“We have been playing practice matches for the last five-six years,” he said. “We have even tried first-class matches, but we don’t get these kind of wickets in practice matches. It’s better we prepare on our own, make the pitch we want. When we last went to Australia, when we came to South Africa in 2018, the ball didn’t bounce above the knee on those pitches. In the Test, it flies above the head.
“Keeping these things in mind, we decided we will prepare in our own way. If you get the conditions in practice matches that you get in matches, then it is a different matter. But we have seen on the last three-four tours that we don’t get those conditions in practice matches. Even the bowlers bowl 120-125kph. We have experienced that on the last two-three practice matches that we have played on away tours.
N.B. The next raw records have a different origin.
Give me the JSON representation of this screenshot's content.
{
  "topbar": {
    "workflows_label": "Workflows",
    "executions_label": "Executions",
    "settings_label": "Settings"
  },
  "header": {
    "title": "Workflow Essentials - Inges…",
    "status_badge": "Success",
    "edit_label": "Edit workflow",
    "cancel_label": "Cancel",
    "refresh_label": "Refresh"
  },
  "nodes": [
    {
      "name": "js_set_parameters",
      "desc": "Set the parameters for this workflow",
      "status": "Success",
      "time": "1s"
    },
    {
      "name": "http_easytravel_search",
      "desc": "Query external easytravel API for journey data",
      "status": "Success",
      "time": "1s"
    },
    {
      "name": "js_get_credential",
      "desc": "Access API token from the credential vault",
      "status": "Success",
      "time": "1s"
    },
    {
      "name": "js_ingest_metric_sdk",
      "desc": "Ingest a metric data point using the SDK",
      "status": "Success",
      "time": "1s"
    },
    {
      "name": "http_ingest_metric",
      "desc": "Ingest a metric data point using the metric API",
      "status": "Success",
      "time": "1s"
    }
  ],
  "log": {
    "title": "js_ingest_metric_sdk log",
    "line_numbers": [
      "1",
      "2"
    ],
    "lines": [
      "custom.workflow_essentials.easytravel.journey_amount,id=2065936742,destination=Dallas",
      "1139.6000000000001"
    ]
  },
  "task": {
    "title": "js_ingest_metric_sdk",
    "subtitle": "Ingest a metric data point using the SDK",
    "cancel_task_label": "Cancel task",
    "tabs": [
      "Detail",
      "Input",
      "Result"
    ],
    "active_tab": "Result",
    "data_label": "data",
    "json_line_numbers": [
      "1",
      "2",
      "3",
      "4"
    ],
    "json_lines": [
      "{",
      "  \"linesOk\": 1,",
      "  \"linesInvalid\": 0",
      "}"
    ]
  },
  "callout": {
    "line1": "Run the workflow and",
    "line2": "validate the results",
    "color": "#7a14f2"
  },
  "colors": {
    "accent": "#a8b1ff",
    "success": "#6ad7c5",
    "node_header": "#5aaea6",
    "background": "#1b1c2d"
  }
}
“That’s why it is better we play our own bowlers, and make the pitch the way we want it.”
While Rohit’s larger point might stand, on India’s last tour of Australia they faced Sean Abbott and Mitchell Swepson, both part of the Test squad, on a pretty spicy surface where 194 and 108 were scored in the first two innings. India didn’t even play a practice match in South Africa in 2017-18, their first tour there in four years.
The annoying fact-check out of the way, it wasn’t probably the batting that let India down although it always looks so when a team gets bowled out twice in a little over 100 overs. Rohit reiterated the quality of batting in the line-up.
“We might have put in this performance here, but don’t forget what we did in Australia and in England,” Rohit said. “We won the series in Australia on the back of our batting. We drew the series in England through our batting and bowling both. These performances can happen. It doesn’t mean we don’t know how to bat outside India. Sometimes the opposition performs better than us. I think on those terms. The opposition played better than us. That’s why they won. Not that we couldn’t bat even 110 overs. Go and check the results over the last four years or last four tours.”
India did in fact bat well in extremely challenging conditions to put on board 245 in the first innings, which many believed was a good score. For a while it looked that way when Jasprit Bumrah and Mohammed Siraj looked unplayable with the new ball, seaming it around corners, drawing 26 false responses in 11 overs. However, it resulted in only one edge that went to hand, and after that the support bowlers couldn’t keep the pressure up.
Shardul Thakur, in his 11th Test, and Prasidh Krishna, on debut, went for 194 runs between them in just 39 overs for just two wickets, numbers not par for the course in such conditions as India’s second innings showed. Rohit chose not to be harsh on them. Probably because there is no magic wand to bring other bowlers, who will be successful in a week’s time. It is of course time to back them, at least in public.
“Bumrah bowled well,” Rohit said. “We all know his quality. All he wanted was a bit of support from the other side, which he didn’t get. To be honest, you know, that happens [once in a while]. All the other three bowlers, they were trying really hard, bending their back, but it just didn’t work out. Didn’t happen the way we would’ve wanted to. But again, you know, games like this teach you a lot of things, what you need to do as a group, as a bowling group. Hopefully they can understand what went wrong, and then try and come back a little stronger from this game.”
Not only was this Prasidh’s debut, but also only his 13th first-class match. He had probably been earmarked as an Ishant Sharma-like tall bowler you need to hit the deck hard, but he spent most of the year on the sidelines with an injury. When Mohammed Shami injured himself during the World Cup run, it left India with no choice but to take a punt on him. Prasidh bowled like, well, someone playing his 14th first-class match and only his second in 21 months.
“Look, little bit inexperience, of course, but he’s got the tools to come out here and play the game,” Rohit said. “The bowlers that we have back in India, some of them are injured, some of them are not available. So we try and pick the guys who are available and we see the conditions that we are coming up against and try and pick the bowlers based on that. I completely agree that he’s not played a lot of cricket, but, there are three guys in their team as well who’ve not played a lot of cricket, but they’ve come here and showed what it takes.
“More than the work in the legs, I think it’s in the mind. How you treat your mind and how you want to play the game is more important. If you keep thinking, ‘oh, I’ve not played a lot of Test matches, I’ve not played too many first-class games’, it’s not going to help. When you get an opportunity, obviously you should be grateful and come out and do the job for the team.
“Prasidh has been with the Indian team, not around the Test team, but he’s played a lot of white-ball cricket for us in the last two or three years, and he has shown that he has got a lot of potential. Obviously didn’t work out well for him playing his first game, but we all were nervous when we played our first game. He would’ve been nervous as well.
“These things happen, but the guy definitely has the game to excel in this particular format. So we are going to back him because he definitely has the potential and he’s got a great attitude as well about his game, which probably will hold us in good stead moving forward.”
Sidharth Monga is a senior writer at ESPNcricinfo